AS a council, we face a huge challenge in making over £56m of savings over the next three years. In that same period we will still be spending about £350 million of taxpayers’ money. That is why at cabinet next week I am going to invite my colleagues to support a new Vision for Swindon that will set out four priority themes and 30 pledges that we intend to deliver over the coming years.

The purpose of the vision is to show you how this administration is committed to supporting wealth creation and economic growth, while still ensuring that those in greatest need receive the support they deserve. The Vision incorporates all our key existing strategies and our existing relationships with other private, public, and third sector bodies, and unites them more comprehensively.

It is my aim that by 2030, Swindon will have all of the positive characteristics of a British city with one of the UK’s most successful economies; a low-carbon environment with compelling cultural, retail and leisure opportunities and excellent infrastructure. We will be a model of well-managed housing growth which supports and improves new and existing communities.

Swindon will be physically transformed with existing heritage and landmarks complemented by new ones that people who live, work and visit here would recognise and admire. We will remain, at heart, a place of fairness and opportunity where people can aspire to and achieve prosperity, supported by strong civic and community leadership.

Underpinning the vision are the four priorities, which are the broad themes that summarise where the council will be focusing its attention.

The third element that will make the vision and the priorities a reality will be the accompanying pledges.
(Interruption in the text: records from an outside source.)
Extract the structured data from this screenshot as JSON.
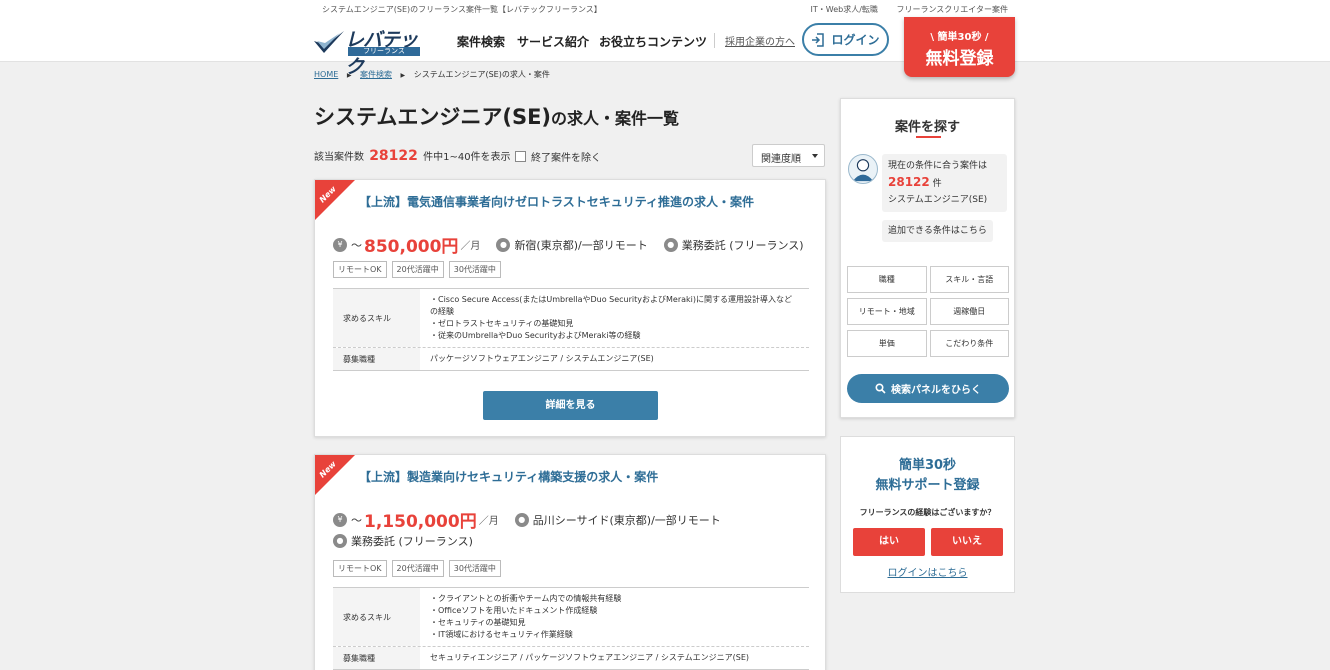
{
  "topbar": {
    "seo_text": "システムエンジニア(SE)のフリーランス案件一覧【レバテックフリーランス】",
    "links": [
      "IT・Web求人/転職",
      "フリーランスクリエイター案件"
    ]
  },
  "header": {
    "logo_main": "レバテック",
    "logo_sub": "フリーランス",
    "nav": [
      "案件検索",
      "サービス紹介",
      "お役立ちコンテンツ"
    ],
    "employer_link": "採用企業の方へ",
    "login_label": "ログイン",
    "register_small": "\\ 簡単30秒 /",
    "register_big": "無料登録"
  },
  "breadcrumb": [
    "HOME",
    "案件検索",
    "システムエンジニア(SE)の求人・案件"
  ],
  "page": {
    "title_main": "システムエンジニア(SE)",
    "title_suffix": "の求人・案件一覧",
    "count_prefix": "該当案件数",
    "count_value": "28122",
    "count_suffix": "件中1~40件を表示",
    "exclude_label": "終了案件を除く",
    "sort_label": "関連度順"
  },
  "jobs": [
    {
      "badge": "New",
      "title": "【上流】電気通信事業者向けゼロトラストセキュリティ推進の求人・案件",
      "price_prefix": "～",
      "price": "850,000円",
      "price_unit": "／月",
      "location": "新宿(東京都)/一部リモート",
      "contract": "業務委託 (フリーランス)",
      "tags": [
        "リモートOK",
        "20代活躍中",
        "30代活躍中"
      ],
      "skills_label": "求めるスキル",
      "skills": [
        "・Cisco Secure Access(またはUmbrellaやDuo SecurityおよびMeraki)に関する運用設計導入などの経験",
        "・ゼロトラストセキュリティの基礎知見",
        "・従来のUmbrellaやDuo SecurityおよびMeraki等の経験"
      ],
      "role_label": "募集職種",
      "role": "パッケージソフトウェアエンジニア / システムエンジニア(SE)",
      "detail_label": "詳細を見る"
    },
    {
      "badge": "New",
      "title": "【上流】製造業向けセキュリティ構築支援の求人・案件",
      "price_prefix": "～",
      "price": "1,150,000円",
      "price_unit": "／月",
      "location": "品川シーサイド(東京都)/一部リモート",
      "contract": "業務委託 (フリーランス)",
      "tags": [
        "リモートOK",
        "20代活躍中",
        "30代活躍中"
      ],
      "skills_label": "求めるスキル",
      "skills": [
        "・クライアントとの折衝やチーム内での情報共有経験",
        "・Officeソフトを用いたドキュメント作成経験",
        "・セキュリティの基礎知見",
        "・IT領域におけるセキュリティ作業経験"
      ],
      "role_label": "募集職種",
      "role": "セキュリティエンジニア / パッケージソフトウェアエンジニア / システムエンジニア(SE)"
    }
  ],
  "search_panel": {
    "heading": "案件を探す",
    "bubble_line1": "現在の条件に合う案件は",
    "bubble_count": "28122",
    "bubble_unit": "件",
    "bubble_line3": "システムエンジニア(SE)",
    "add_conditions": "追加できる条件はこちら",
    "filters": [
      "職種",
      "スキル・言語",
      "リモート・地域",
      "週稼働日",
      "単価",
      "こだわり条件"
    ],
    "open_label": "検索パネルをひらく"
  },
  "support": {
    "title_line1": "簡単30秒",
    "title_line2": "無料サポート登録",
    "question": "フリーランスの経験はございますか？",
    "yes": "はい",
    "no": "いいえ",
    "login_link": "ログインはこちら"
  },
  "colors": {
    "accent": "#e8423a",
    "brand": "#3b7fa8"
  }
}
These pledges will allow you to hold this council to account and measure our progress towards achieving our goals.

Most importantly, we will use this vision to build on existing partnerships to make it happen, as the council cannot do all this alone.

I recognise this is a bold Vision with challenging priorities and pledges, and there won’t be a shortage of cynics who will say none of this is achievable. If I hear this, I merely will suffer a sense of déjà vu – exactly the same comments were made about the 50 promises that we completed five years ago.

The vision, priorities and pledges cannot encompass the huge range of services that the council provides or commissions. Quite literally, we look after citizens from birth to death through our register office and crematorium and cemeteries. I can assure you that our statutory roles will not be adversely affected in any way by this vision. We will still look after the vulnerable elderly, those with learning difficulties, safeguard children and provide other essential services.